:: ACTIVITY ::
Each of the lines below must be written out exactly as shown.

-.-.-

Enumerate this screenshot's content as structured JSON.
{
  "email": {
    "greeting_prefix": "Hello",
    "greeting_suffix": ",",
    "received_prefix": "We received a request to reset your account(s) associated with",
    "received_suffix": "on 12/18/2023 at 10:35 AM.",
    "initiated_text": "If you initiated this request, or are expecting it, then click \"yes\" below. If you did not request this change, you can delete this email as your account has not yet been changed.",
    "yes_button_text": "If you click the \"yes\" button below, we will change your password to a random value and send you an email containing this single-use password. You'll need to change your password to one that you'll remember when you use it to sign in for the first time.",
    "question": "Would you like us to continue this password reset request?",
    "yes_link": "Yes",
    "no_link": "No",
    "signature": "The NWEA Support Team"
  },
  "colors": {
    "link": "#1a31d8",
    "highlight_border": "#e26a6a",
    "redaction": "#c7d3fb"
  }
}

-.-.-

:: RESPONSE ::
Enumerate this screenshot's content as structured JSON.
{
  "email": {
    "greeting_prefix": "Hello",
    "greeting_suffix": ",",
    "received_prefix": "We received a request to reset your account(s) associated with",
    "received_suffix": "on 12/18/2023 at 10:35 AM.",
    "initiated_text": "If you initiated this request, or are expecting it, then click \"yes\" below. If you did not request this change, you can delete this email as your account has not yet been changed.",
    "yes_button_text": "If you click the \"yes\" button below, we will change your password to a random value and send you an email containing this single-use password. You'll need to change your password to one that you'll remember when you use it to sign in for the first time.",
    "question": "Would you like us to continue this password reset request?",
    "yes_link": "Yes",
    "no_link": "No",
    "signature": "The NWEA Support Team"
  },
  "colors": {
    "link": "#1a31d8",
    "highlight_border": "#e26a6a",
    "redaction": "#c7d3fb"
  }
}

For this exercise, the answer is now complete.